This week, I'll be heading to our nations' capital for the annual National Cartoonists' Society Weekend!
If you're in the Washington, DC, area, we'll be hosting a special panel in celebration of King Features' 100th anniversary that is open to the public on Friday morning at 11 am.
“Cartooning and Our Culture,” will take place Friday, May 22nd at 11A.M. in the Montpelier Room of the Library of Congress’s Madison Building.
Moderated by King Features Syndicate editor Brendan Burford, the panel will feature a roster of some of today’s greatest illustrators, including Patrick McDonnell (Mutts), Brian Walker (Hi and Lois), Jeff Keane (The Family Circus), Hilary Price (Rhymes with Orange), Ray Billingsley (Curtis), and Pulitzer Prize-winning editorial cartoonist Mike Peters (Mother Goose & Grimm).
I hope you can join us!!!
I'm also very pleased and excited for our own Hilary Price of Rhymes With Orange, who is up for not one but TWO awards at this year's NCS Awards. Hilary has been nominated for not just the best Newspaper Comic Panel award, but also the Reuben for Outstanding Cartoonist of the Year. Hilary was kind enough to answer some questions about her year in cartooning.
—You’ve been creating Rhymes With Orange for nearly twenty years! How do you feel your work has evolved?
I've become a better artist. You know the phrase "If you practice something every day, you will get better at it"? I am living proof of that. I look back at the beginning of the strip and cringe, but like everyone, I had to start somewhere. There are no shortcuts.
—What were some of the comics you’ve drawn over the past year that you’re proudest of?
I like the term "pleased by," better than the term "proud of," because I'm proud of myself when I get the pickle jar open, and this doesn't feel the same.
There's a little back story to every cartoon I draw-- whether I remember it coming easily or if I struggled, where I was, or who I was thinking about when I did the strip… the point is, I can't see them objectively.
But here's one that I was pleased by because a friend and I were talking about mindfulness, and how it's so easy to go down the our own well-worn thought roads, even if the facts on the ground don't warrant it.

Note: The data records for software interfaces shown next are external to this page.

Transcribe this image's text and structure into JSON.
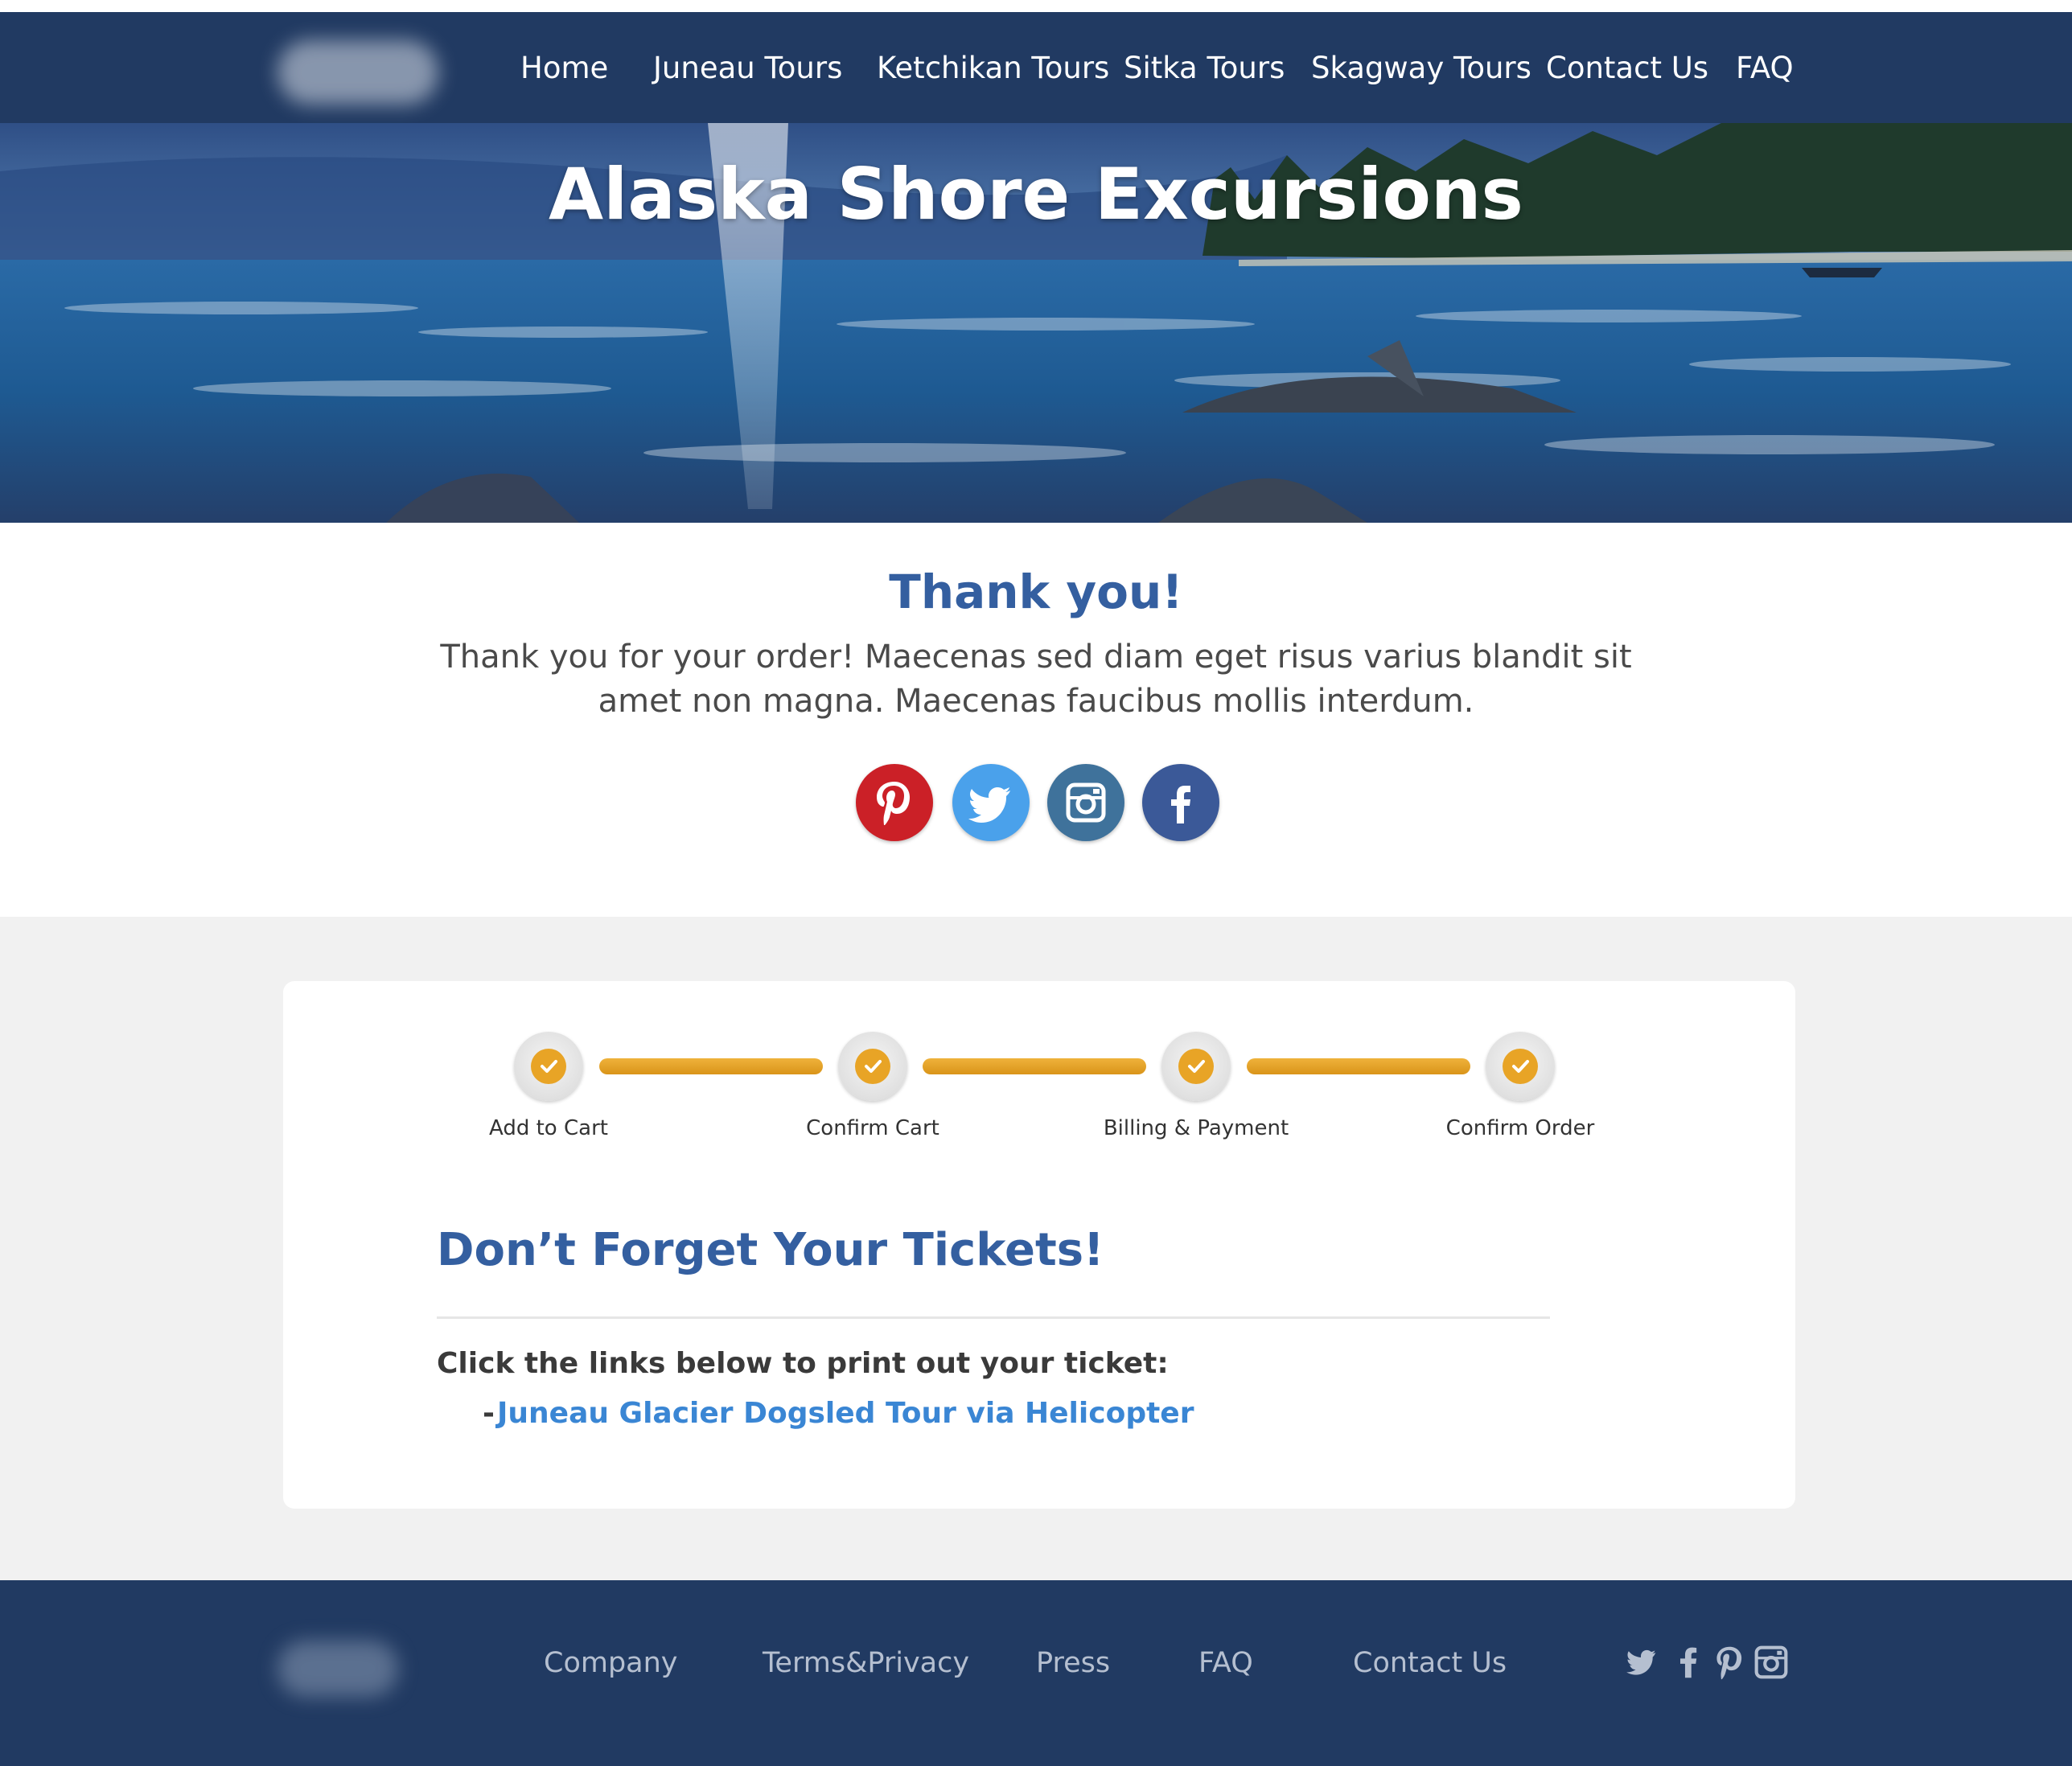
{
  "nav": {
    "items": [
      {
        "label": "Home"
      },
      {
        "label": "Juneau Tours"
      },
      {
        "label": "Ketchikan Tours"
      },
      {
        "label": "Sitka Tours"
      },
      {
        "label": "Skagway Tours"
      },
      {
        "label": "Contact Us"
      },
      {
        "label": "FAQ"
      }
    ]
  },
  "hero": {
    "title": "Alaska Shore Excursions"
  },
  "thanks": {
    "title": "Thank you!",
    "text": "Thank you for your order! Maecenas sed diam eget risus varius blandit sit amet non magna. Maecenas faucibus mollis interdum."
  },
  "social": {
    "icons": [
      "pinterest-icon",
      "twitter-icon",
      "instagram-icon",
      "facebook-icon"
    ],
    "colors": {
      "pinterest": "#cb2027",
      "twitter": "#4aa1eb",
      "instagram": "#3f729b",
      "facebook": "#3b5998"
    }
  },
  "progress": {
    "steps": [
      {
        "label": "Add to Cart",
        "completed": true
      },
      {
        "label": "Confirm Cart",
        "completed": true
      },
      {
        "label": "Billing & Payment",
        "completed": true
      },
      {
        "label": "Confirm Order",
        "completed": true
      }
    ],
    "color": "#e8a426"
  },
  "tickets": {
    "title": "Don’t Forget Your Tickets!",
    "instruction": "Click the links below to print out your ticket:",
    "bullet": "-",
    "links": [
      {
        "label": "Juneau Glacier Dogsled Tour via Helicopter"
      }
    ]
  },
  "footer": {
    "links": [
      {
        "label": "Company"
      },
      {
        "label": "Terms&Privacy"
      },
      {
        "label": "Press"
      },
      {
        "label": "FAQ"
      },
      {
        "label": "Contact Us"
      }
    ],
    "icons": [
      "twitter-icon",
      "facebook-icon",
      "pinterest-icon",
      "instagram-icon"
    ]
  },
  "colors": {
    "header_bg": "#213a62",
    "accent_blue": "#345fa0",
    "link_blue": "#3a86d4",
    "grey_bg": "#f1f1f1"
  }
}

So I try to remember to try to act like the mouse in this cartoon.
And here's one I like because when I'm not being mindful, the idea of shooting figurines out of the sky seems like a good coping device.
But to contradict what I just said only 165 words ago, I'm actually proud of this strip, because it reflects a society that has changed its views on gay and lesbian relationships, and that's cause for celebration.
—What’s your favorite thing about cartooning?
The little pleasure burst when the idea comes. It's like Freshen Up gum when you first chew and the gel squirts out. But in your brain. And less minty.
—What’s one thing you’d like to share with aspiring cartoonists today?
That there are days when the ideas just don't come, and you will feel great despair about it, and you will feel convinced that this is the end. When you feel that, go outside and walk a dog. You and the dog will both be better for it.
The ideas will come back. And so too will those terrible days. That's part of the cycle.